EasyJet looks set to move past its pandemic-era woes, as it reveals improving finances AND an upcoming order for more A321neo narrowbodies.
We have seen that many analysts expect some consolidation in the European airline market in the coming years. Obviously, the financial position of European airlines today will be key in determining their future.
News of an upcoming A321neo order will be a relief for most fans of EasyJet. The company had to manage its finances very carefully in 2020. It canceled previous refleeting plans and deferred deliveries of new aircraft.
Fast forward to 2023, and things are looking much better. The company plans to restore its dividend and is looking ahead at its longer-term growth. That’s what this EasyJet order for the A321neo is for. The airline is reportedly sizing up a firm order for 157 aircraft, with an additional 100 options.
More specifically, EasyJet’s firm order will be for 101 A321neos and 56 A320neos. Looking at the airline’s current fleet, these numbers are particularly interesting. The A321neo is already part of the EasyJet fleet, with 15 of them already in service.
EasyJet Upsizing to the A321neo
But this is by far the least popular aircraft sub-type for the airline. EasyJet’s main aircraft is the A320. It has 173 legacy A320ceos and 54 A320neos. It also has 95 smaller A319s. So the fact that this upcoming EasyJet order is primarily for the much larger A321neo, marks a shift for the airline.
We have already seen that new regulations about airport slot restrictions are already causing airlines to shift to larger aircraft. EasyJet is clearly following the same path. Larger jets have better per-seat economics, which should help.
But these larger jets are also harder to fill up with passengers, all year around. This will be a challenging adjustment for the airlines, as they fight for slots in some destinations. For EasyJet, this A321neo order will start arriving in its fleet from 2028 onwards. But the airline expects another 163 aircraft deliveries by 2028.
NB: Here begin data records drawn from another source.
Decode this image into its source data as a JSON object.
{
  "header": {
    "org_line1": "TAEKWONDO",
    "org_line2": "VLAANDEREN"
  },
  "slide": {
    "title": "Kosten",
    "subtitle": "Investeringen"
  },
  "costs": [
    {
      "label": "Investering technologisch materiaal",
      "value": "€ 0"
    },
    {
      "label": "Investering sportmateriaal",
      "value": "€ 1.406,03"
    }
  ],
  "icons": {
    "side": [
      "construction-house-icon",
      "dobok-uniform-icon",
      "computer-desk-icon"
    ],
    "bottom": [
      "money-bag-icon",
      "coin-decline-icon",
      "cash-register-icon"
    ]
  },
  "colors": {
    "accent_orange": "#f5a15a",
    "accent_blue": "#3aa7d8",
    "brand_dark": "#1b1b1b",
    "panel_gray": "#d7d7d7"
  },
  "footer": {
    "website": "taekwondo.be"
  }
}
EasyJet will publish its next financial results in November. The official announcement of this aircraft order will likely come then. With Airbus filling delivery slots for its A320 family this side of 2030, the airline will be keen not to stay behind other European Airbus operators.
EasyJet has been realigning itself from a low-cost to a leisure carrier, going after more established, traditional carriers. But even these airlines have been ordering newer planes from Airbus. So whatever form Europe’s airline industry takes, EasyJet will need new efficient aircraft, to remain competitive.